What is required |
Set the entries down again exactly; none may be skipped.

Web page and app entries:
↓
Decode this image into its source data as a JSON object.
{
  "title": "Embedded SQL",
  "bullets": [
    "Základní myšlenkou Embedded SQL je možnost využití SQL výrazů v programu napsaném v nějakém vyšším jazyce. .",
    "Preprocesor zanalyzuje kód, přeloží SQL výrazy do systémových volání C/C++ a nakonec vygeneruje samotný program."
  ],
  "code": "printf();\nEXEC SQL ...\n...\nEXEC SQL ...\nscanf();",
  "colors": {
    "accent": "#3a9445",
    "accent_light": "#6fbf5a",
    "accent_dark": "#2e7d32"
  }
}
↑
Exercise response |
Decode this image into its source data as a JSON object.
{
  "title": "Embedded SQL",
  "bullets": [
    "Základní myšlenkou Embedded SQL je možnost využití SQL výrazů v programu napsaném v nějakém vyšším jazyce. .",
    "Preprocesor zanalyzuje kód, přeloží SQL výrazy do systémových volání C/C++ a nakonec vygeneruje samotný program."
  ],
  "code": "printf();\nEXEC SQL ...\n...\nEXEC SQL ...\nscanf();",
  "colors": {
    "accent": "#3a9445",
    "accent_light": "#6fbf5a",
    "accent_dark": "#2e7d32"
  }
}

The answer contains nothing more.